Chasing Success

A businessman on a track ready to run

Most individuals want to be successful. Financially, interpersonally, and, well… in pretty much all that they do. As a society, we tend to measure success in external possessions – a house, a nice car, a lucrative career. Personally, we may view success a bit differently. We may gage our personal success off of the perceived success of our relationships, or off of our general feelings of happiness and contentedness. No one really wants to live a mediocre life. Most people will set a series of personal goals, and gage their success as a human being off of how quickly and thoroughly these goals are achieved. While the definition of the word varies greatly from person-to-person, one thing is for certain – success is in high demand!

While it may seem as if every rational individual should be chasing success in all that they do, there is a very big difference between taking pride in being competent and constantly feeling inadequate. When an individual chases success, he or she is feeding into a faulty belief system which revolves around feelings of inadequacy, incompetence, and unworthiness. The dictionary describes success as “attaining wealth, prosperity, or fame.” In most cases, this will occur at the expense of healthy, interpersonal relationships – especially when it comes to men.

Men and The Pursuit of Success

Many men, at their core, feel fundamentally inadequate. They may feel unworthy of authentic love, or incapable of developing a genuine and meaningful connection with another human being. Negative core beliefs such as this typically stem from a lack of adequate nurturing during childhood. Many of the men who struggle with a deep-seated sense of incompetence adopted this belief at an early age, due to early relational trauma and/or a lack of secure attachment. Grown men who incessantly chase success act much like children who are desperately seeking compassion and approval. They essentially want the world to tell them that they are loved; that they are good enough, and that they are worthy of accomplishment.

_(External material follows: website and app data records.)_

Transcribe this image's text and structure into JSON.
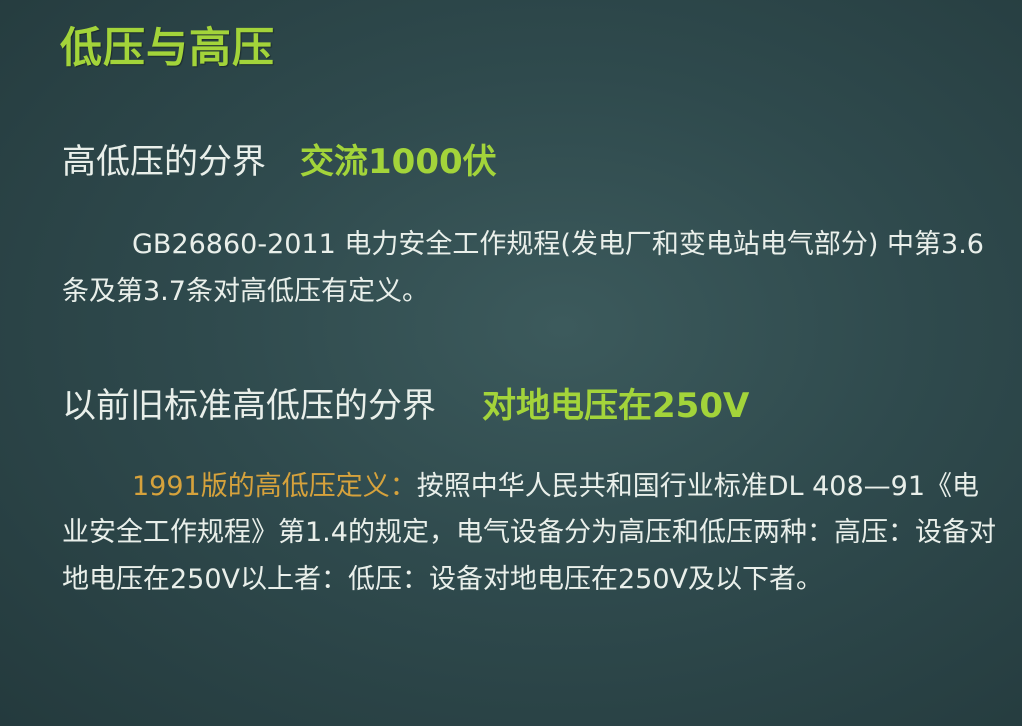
{
  "slide": {
    "title": "低压与高压",
    "section1": {
      "heading": "高低压的分界",
      "highlight": "交流1000伏",
      "paragraph": "GB26860-2011 电力安全工作规程(发电厂和变电站电气部分) 中第3.6条及第3.7条对高低压有定义。"
    },
    "section2": {
      "heading": "以前旧标准高低压的分界",
      "highlight": "对地电压在250V",
      "paragraph_lead": "1991版的高低压定义：",
      "paragraph_body": "按照中华人民共和国行业标准DL 408—91《电业安全工作规程》第1.4的规定，电气设备分为高压和低压两种：高压：设备对地电压在250V以上者：低压：设备对地电压在250V及以下者。"
    }
  },
  "colors": {
    "background": "#2f4a4d",
    "accent_green": "#a3d43a",
    "accent_orange": "#d6a23c",
    "text": "#e9efea"
  }
}
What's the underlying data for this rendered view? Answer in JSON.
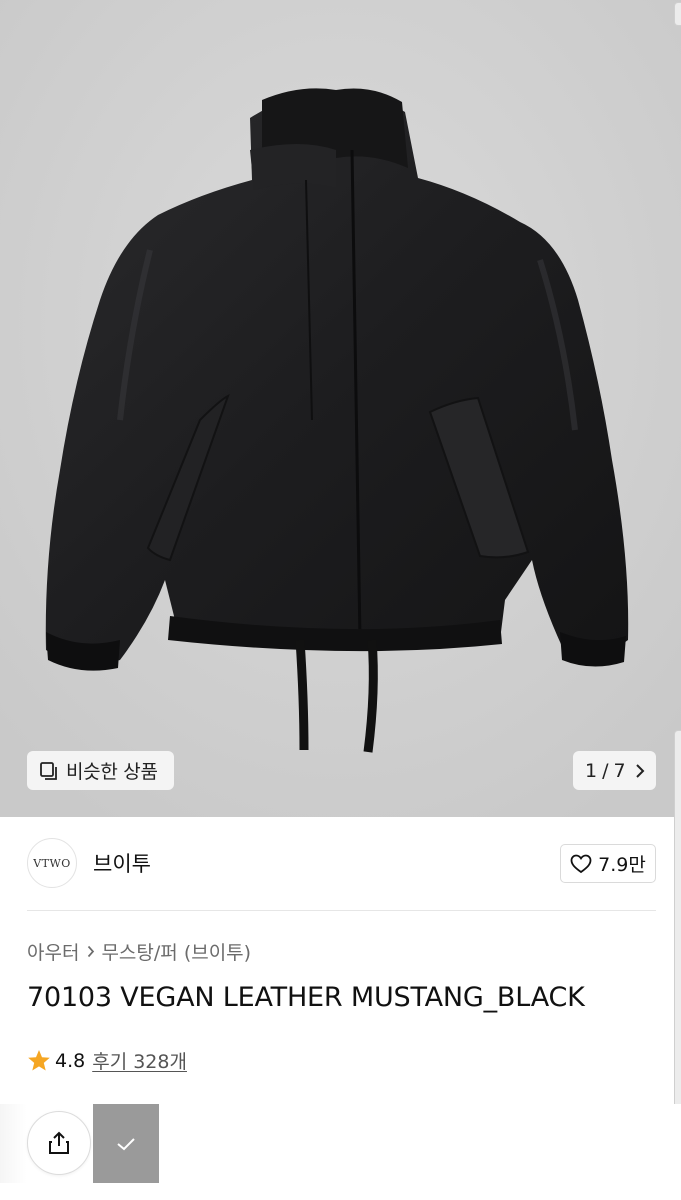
{
  "gallery": {
    "similar_label": "비슷한 상품",
    "page_current": "1",
    "page_separator": "/",
    "page_total": "7"
  },
  "brand": {
    "logo_text": "VTWO",
    "name": "브이투",
    "like_count": "7.9만"
  },
  "category": {
    "level1": "아우터",
    "level2": "무스탕/퍼 (브이투)"
  },
  "product": {
    "title": "70103 VEGAN LEATHER MUSTANG_BLACK",
    "rating": "4.8",
    "reviews_label": "후기 328개"
  },
  "colors": {
    "star": "#F5A623",
    "check_button": "#9A9A9A"
  }
}
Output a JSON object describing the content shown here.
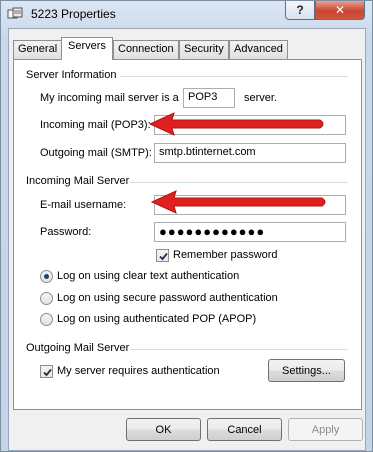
{
  "window": {
    "title": "5223 Properties",
    "help_label": "?",
    "close_label": "✕"
  },
  "tabs": [
    {
      "label": "General",
      "active": false
    },
    {
      "label": "Servers",
      "active": true
    },
    {
      "label": "Connection",
      "active": false
    },
    {
      "label": "Security",
      "active": false
    },
    {
      "label": "Advanced",
      "active": false
    }
  ],
  "server_info": {
    "group_label": "Server Information",
    "incoming_server_prefix": "My incoming mail server is a",
    "incoming_server_type": "POP3",
    "incoming_server_suffix": "server.",
    "incoming_mail_label": "Incoming mail (POP3):",
    "incoming_mail_value": "",
    "outgoing_mail_label": "Outgoing mail (SMTP):",
    "outgoing_mail_value": "smtp.btinternet.com"
  },
  "incoming_server": {
    "group_label": "Incoming Mail Server",
    "username_label": "E-mail username:",
    "username_value": "",
    "password_label": "Password:",
    "password_value": "●●●●●●●●●●●●",
    "remember_label": "Remember password",
    "remember_checked": true,
    "auth_options": [
      {
        "label": "Log on using clear text authentication",
        "selected": true
      },
      {
        "label": "Log on using secure password authentication",
        "selected": false
      },
      {
        "label": "Log on using authenticated POP (APOP)",
        "selected": false
      }
    ]
  },
  "outgoing_server": {
    "group_label": "Outgoing Mail Server",
    "requires_auth_label": "My server requires authentication",
    "requires_auth_checked": true,
    "settings_label": "Settings..."
  },
  "footer": {
    "ok_label": "OK",
    "cancel_label": "Cancel",
    "apply_label": "Apply"
  },
  "colors": {
    "annotation_arrow": "#e02020"
  }
}
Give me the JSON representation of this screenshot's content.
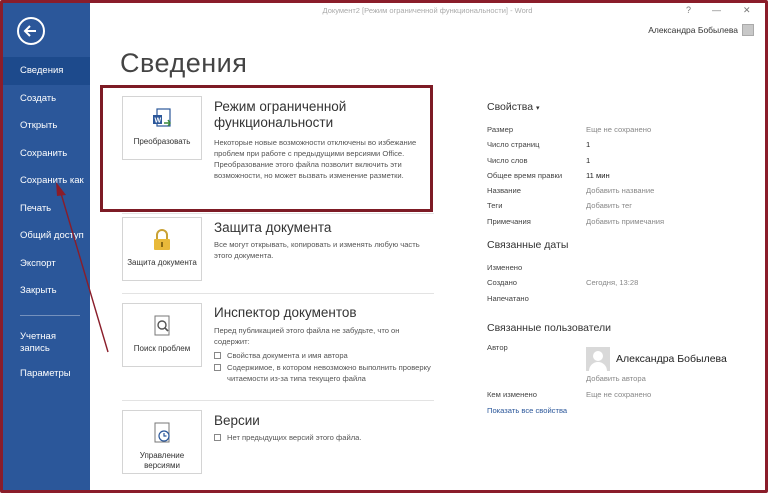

Success and Accomplishment

Yet accomplishment and success bear different meanings, despite common misconception. Accomplishment refers to obtaining desired results when attempting to reach certain personal goals. Feeling a sense of accomplishment builds self-esteem, and is a healthy response to making progress. Success, on the other hand, is the positive consequence of an achieved accomplishment. Men who chase success are not working towards the eventual completion of wholesome ambitions – rather, they are trapped in a world of fantasy, working towards public triumphs that will bring them fame, fortune, and widespread recognition. Even if they do manage to conquer the feats they set out for themselves, they will do so at the expense of interpersonal relationships – there will always be collateral damage, and other areas of their personal lives will inevitably suffer. Relationships are of little importance unless they are directly linked to dominating whatever objective is next on the list.

Not to mention the fact that chasing success will never provide the man with the internal peace he subconsciously seeks. Success does not equate to authentic love or admiration, and even huge external achievements will not change the way the man feels about himself. Success will not eliminate negative core beliefs, and because of this, nothing will ever be good enough. Chasing success will become a never-ending cycle of fantasy, over-exertion, attainment, and dissatisfaction.

Overcoming Emotional Pain

Taking a step back from the drive for success and taking an honest look at the motivation behind it can be quite intimidating, seeing as doing so requires a certain level of vulnerability. Men who struggle with unresolved emotional pain will often lack a sense of self-identity, and harbor misguided feelings of inherent worthlessness. They will desperately look for a sense of worth and self in something external, such as a disproportionate drive for success. What will become of the man if he has nothing to work towards?

In order to make a beginning, the man must first address and resolve the underlying pain of his past. We at Next Chapter have extensive experience working with men who struggle with a host of disorders stemming from unresolved abuse, neglect, and abandonment during early childhood and adolescence. Through addressing this pain, the man will find the strength he needs to live a truly fulfilling life – a life of healthy, personal accomplishment.